Thanks to Eberhard Groba, John Griffiths, D. M. Creighton and the late Arthur Pickford for input and photographs.
FIGURE 7 Figure 7: Mayer & Grammelspacher’s ‘ MGR’ Air Pistol with cylinder-in- the- grip, shown cocked by pulling the piston rod downwards by either a fixed ‘T’-handle - or use of a detachable tool - as with this example
Figure 8: Rare Titan ‘ Mark 3’ c.1918. Note the very pronounced cast-in ‘barrel bands’ - later removed for the ‘ Mark 4’ version FIGURE 8
FIGURE 10 Figure 10: Despite the lavish editorial and free publicity given to fireworks in these ‘Boys’ Magazines, they contain no supporting advertisements from the firework makers, yet plenty of airgun advertisements. [Photograph by Arthur Pickford]
Figure 9: A rear view photograph of the same early Titan ‘ Mark 3’ pistol with the breech block pivoted to expose the breech for loading either pellet or dart. [Photograph by former owner, Mr. D. M. Creighton] FIGURE 9
Figure 4: From Gavin Clyde Bell catalogue 1926. Top: Titan ‘Mark 4’. Centre: Twite selling at 6/6d (32 1/2p) post free, reduced from 8/6d (42 1/2) in their previous 1925 list, possibly indicating poor sales FIGURE 4
FIGURE 3 Figure 3: The unknown air pistol shown at the top seems to be a forerunner of the ‘ Novelty Patent’ air pistol from F. Langenhan. Also new to me, is the wire shoulder stock attachment to enable the MGR pistol to be shot from the shoulder....
FIGURE 6 Figure 6: Barrels of different examples of the FLZ ‘ Novelty Patent’ style pistols. [Photograph courtesy of Eberhard Groba]

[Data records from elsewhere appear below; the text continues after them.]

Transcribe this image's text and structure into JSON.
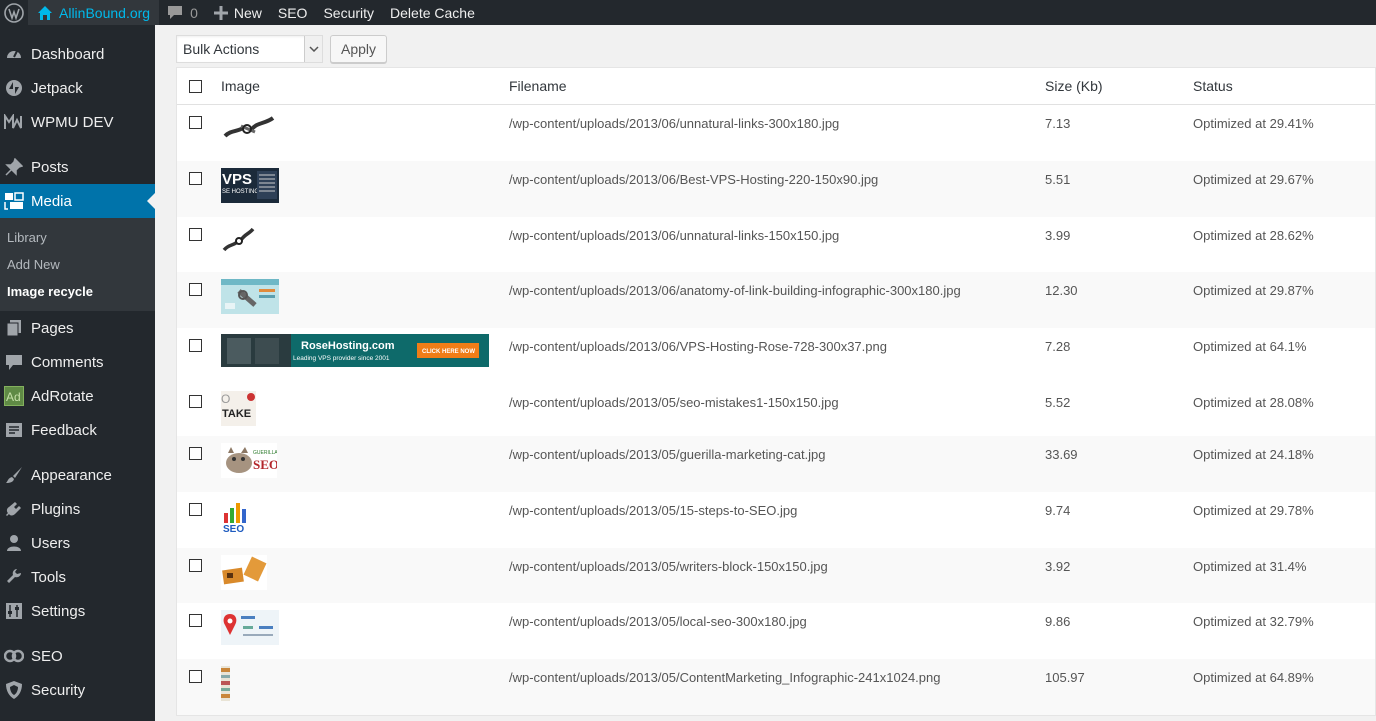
{
  "adminbar": {
    "site_name": "AllinBound.org",
    "comments_count": "0",
    "new_label": "New",
    "seo_label": "SEO",
    "security_label": "Security",
    "delete_cache_label": "Delete Cache"
  },
  "sidebar": {
    "items_top": [
      {
        "label": "Dashboard",
        "icon": "dashboard-icon"
      },
      {
        "label": "Jetpack",
        "icon": "jetpack-icon"
      },
      {
        "label": "WPMU DEV",
        "icon": "wpmudev-icon"
      }
    ],
    "items_mid": [
      {
        "label": "Posts",
        "icon": "pin-icon"
      }
    ],
    "media_label": "Media",
    "submenu": [
      {
        "label": "Library"
      },
      {
        "label": "Add New"
      },
      {
        "label": "Image recycle"
      }
    ],
    "items_after_media": [
      {
        "label": "Pages",
        "icon": "pages-icon"
      },
      {
        "label": "Comments",
        "icon": "comments-icon"
      },
      {
        "label": "AdRotate",
        "icon": "adrotate-icon"
      },
      {
        "label": "Feedback",
        "icon": "feedback-icon"
      }
    ],
    "items_tools": [
      {
        "label": "Appearance",
        "icon": "brush-icon"
      },
      {
        "label": "Plugins",
        "icon": "plugin-icon"
      },
      {
        "label": "Users",
        "icon": "user-icon"
      },
      {
        "label": "Tools",
        "icon": "wrench-icon"
      },
      {
        "label": "Settings",
        "icon": "settings-icon"
      }
    ],
    "items_bottom": [
      {
        "label": "SEO",
        "icon": "seo-icon"
      },
      {
        "label": "Security",
        "icon": "shield-icon"
      }
    ]
  },
  "toolbar": {
    "bulk_actions": "Bulk Actions",
    "apply_label": "Apply"
  },
  "table": {
    "columns": [
      "Image",
      "Filename",
      "Size (Kb)",
      "Status"
    ],
    "rows": [
      {
        "filename": "/wp-content/uploads/2013/06/unnatural-links-300x180.jpg",
        "size": "7.13",
        "status": "Optimized at 29.41%",
        "thumb": "chain"
      },
      {
        "filename": "/wp-content/uploads/2013/06/Best-VPS-Hosting-220-150x90.jpg",
        "size": "5.51",
        "status": "Optimized at 29.67%",
        "thumb": "vps"
      },
      {
        "filename": "/wp-content/uploads/2013/06/unnatural-links-150x150.jpg",
        "size": "3.99",
        "status": "Optimized at 28.62%",
        "thumb": "chain-small"
      },
      {
        "filename": "/wp-content/uploads/2013/06/anatomy-of-link-building-infographic-300x180.jpg",
        "size": "12.30",
        "status": "Optimized at 29.87%",
        "thumb": "anatomy"
      },
      {
        "filename": "/wp-content/uploads/2013/06/VPS-Hosting-Rose-728-300x37.png",
        "size": "7.28",
        "status": "Optimized at 64.1%",
        "thumb": "rosehosting"
      },
      {
        "filename": "/wp-content/uploads/2013/05/seo-mistakes1-150x150.jpg",
        "size": "5.52",
        "status": "Optimized at 28.08%",
        "thumb": "mistakes"
      },
      {
        "filename": "/wp-content/uploads/2013/05/guerilla-marketing-cat.jpg",
        "size": "33.69",
        "status": "Optimized at 24.18%",
        "thumb": "cat"
      },
      {
        "filename": "/wp-content/uploads/2013/05/15-steps-to-SEO.jpg",
        "size": "9.74",
        "status": "Optimized at 29.78%",
        "thumb": "steps"
      },
      {
        "filename": "/wp-content/uploads/2013/05/writers-block-150x150.jpg",
        "size": "3.92",
        "status": "Optimized at 31.4%",
        "thumb": "blocks"
      },
      {
        "filename": "/wp-content/uploads/2013/05/local-seo-300x180.jpg",
        "size": "9.86",
        "status": "Optimized at 32.79%",
        "thumb": "localseo"
      },
      {
        "filename": "/wp-content/uploads/2013/05/ContentMarketing_Infographic-241x1024.png",
        "size": "105.97",
        "status": "Optimized at 64.89%",
        "thumb": "infographic"
      }
    ]
  },
  "thumb_text": {
    "vps": "VPS",
    "vps_sub": "SE HOSTING",
    "rose_title": "RoseHosting.com",
    "rose_sub": "Leading VPS provider since 2001",
    "rose_btn": "CLICK HERE NOW",
    "mistakes": "TAKE",
    "cat_seo": "SEO",
    "steps_seo": "SEO"
  },
  "colors": {
    "adminbar_bg": "#23282d",
    "accent": "#0073aa",
    "site_link": "#00b9eb"
  }
}
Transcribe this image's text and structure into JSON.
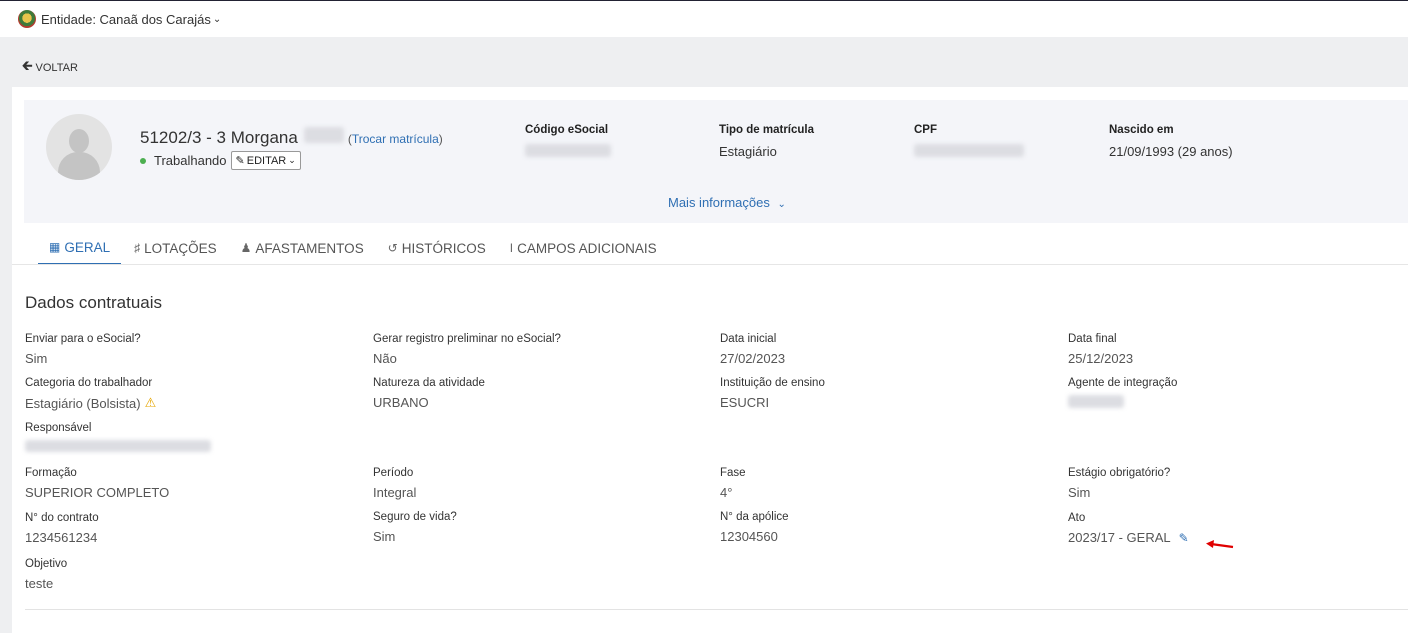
{
  "topbar": {
    "entity_label": "Entidade: Canaã dos Carajás"
  },
  "nav": {
    "back_label": "VOLTAR"
  },
  "profile": {
    "name": "51202/3 - 3 Morgana",
    "trocar_prefix": "(",
    "trocar_link": "Trocar matrícula",
    "trocar_suffix": ")",
    "status": "Trabalhando",
    "edit_label": "EDITAR",
    "fields": {
      "codigo_label": "Código eSocial",
      "tipo_label": "Tipo de matrícula",
      "tipo_value": "Estagiário",
      "cpf_label": "CPF",
      "nascido_label": "Nascido em",
      "nascido_value": "21/09/1993 (29 anos)"
    },
    "mais_info": "Mais informações"
  },
  "tabs": [
    {
      "label": "GERAL",
      "icon": "id-card-icon"
    },
    {
      "label": "LOTAÇÕES",
      "icon": "sitemap-icon"
    },
    {
      "label": "AFASTAMENTOS",
      "icon": "user-x-icon"
    },
    {
      "label": "HISTÓRICOS",
      "icon": "history-icon"
    },
    {
      "label": "CAMPOS ADICIONAIS",
      "icon": "text-cursor-icon"
    }
  ],
  "section": {
    "title": "Dados contratuais",
    "fields": {
      "enviar_l": "Enviar para o eSocial?",
      "enviar_v": "Sim",
      "gerar_l": "Gerar registro preliminar no eSocial?",
      "gerar_v": "Não",
      "dtini_l": "Data inicial",
      "dtini_v": "27/02/2023",
      "dtfim_l": "Data final",
      "dtfim_v": "25/12/2023",
      "categoria_l": "Categoria do trabalhador",
      "categoria_v": "Estagiário (Bolsista)",
      "natureza_l": "Natureza da atividade",
      "natureza_v": "URBANO",
      "instituicao_l": "Instituição de ensino",
      "instituicao_v": "ESUCRI",
      "agente_l": "Agente de integração",
      "responsavel_l": "Responsável",
      "formacao_l": "Formação",
      "formacao_v": "SUPERIOR COMPLETO",
      "periodo_l": "Período",
      "periodo_v": "Integral",
      "fase_l": "Fase",
      "fase_v": "4°",
      "estagio_l": "Estágio obrigatório?",
      "estagio_v": "Sim",
      "contrato_l": "N° do contrato",
      "contrato_v": "1234561234",
      "seguro_l": "Seguro de vida?",
      "seguro_v": "Sim",
      "apolice_l": "N° da apólice",
      "apolice_v": "12304560",
      "ato_l": "Ato",
      "ato_v": "2023/17 - GERAL",
      "objetivo_l": "Objetivo",
      "objetivo_v": "teste"
    }
  },
  "colors": {
    "accent": "#2f6fb3",
    "status_green": "#4caf50",
    "warning": "#e6a600",
    "annotation_red": "#e00000"
  }
}
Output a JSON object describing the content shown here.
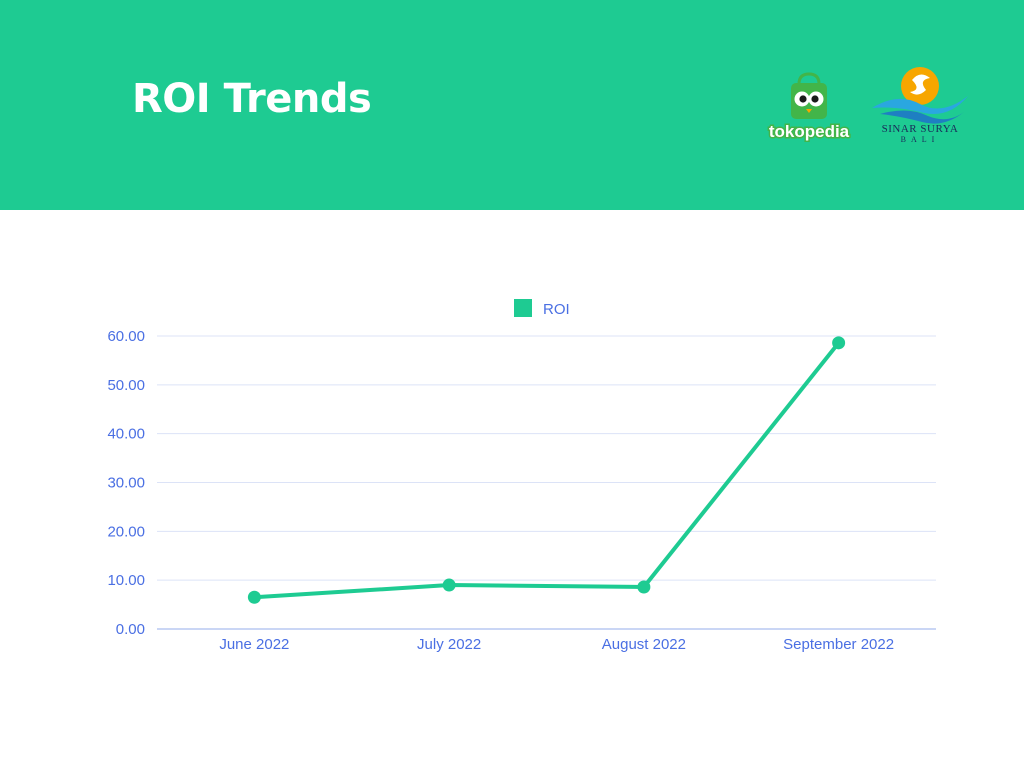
{
  "header": {
    "title": "ROI Trends",
    "background": "#1ECB92"
  },
  "logos": {
    "tokopedia": {
      "text": "tokopedia",
      "icon": "owl-shopping-bag-icon",
      "color": "#42B549"
    },
    "sinar_surya": {
      "line1": "SINAR SURYA",
      "line2": "BALI",
      "icon": "sun-wave-icon",
      "color": "#2AA7E0"
    }
  },
  "chart_data": {
    "type": "line",
    "categories": [
      "June 2022",
      "July 2022",
      "August 2022",
      "September 2022"
    ],
    "series": [
      {
        "name": "ROI",
        "values": [
          6.5,
          9.0,
          8.6,
          58.6
        ],
        "color": "#1ECB92"
      }
    ],
    "yticks": [
      "0.00",
      "10.00",
      "20.00",
      "30.00",
      "40.00",
      "50.00",
      "60.00"
    ],
    "ylim": [
      0,
      60
    ],
    "legend": "top-center",
    "grid": true,
    "axis_text_color": "#4A6FE3",
    "grid_color": "#DCE3F7"
  }
}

FIGURE 5 Figure 5: ‘Twite’/‘ Novelty’ type air pistols, blued and nickelled. [Photograph courtesy of Eberhard Groba]
Figure 2: Centre: ‘ MGR’ cast iron air pistol from around the turn of the last century, under the Daisy ‘20th Century’ 5th Variant, sheet metal frame, single shot airgun - both being advertised in the c.1908 advertisement in Figure 3 FIGURE 2
Figure 1: The Webley ‘Junior’ and the ‘ Parker Patent Precision’ crank wound air pistols were advertised as handy for protecting orchards from bird pests - as was Webley No. 3 bore (9mm) boltaction Garden Gun FIGURE 1
Figure 12: Similar to the advertised Dolla with a rounded heel to the butt, this example is from Eberhard’s fine collection, which he has classified as an Anschütz Model IGA. [Photograph courtesy of Eberhard Groba] FIGURE 12
Figure 11: ‘ Dolla’ air pistol advertised in the Grand Guy Fawkes number of Boys’ Magazine, November 4 1933. Cost was 5 shillings (25p) the equivalent of the American Dollar at the time when there were four dollars to the pound FIGURE 11
FIGURE 13 Figures 13/ 14: Nickelled ‘ Dolla’ type - but rather than the usual cast-iron gripframe, it features a substantial one-piece beech butt with fore-end. [Photograph courtesy of Eberhard Groba]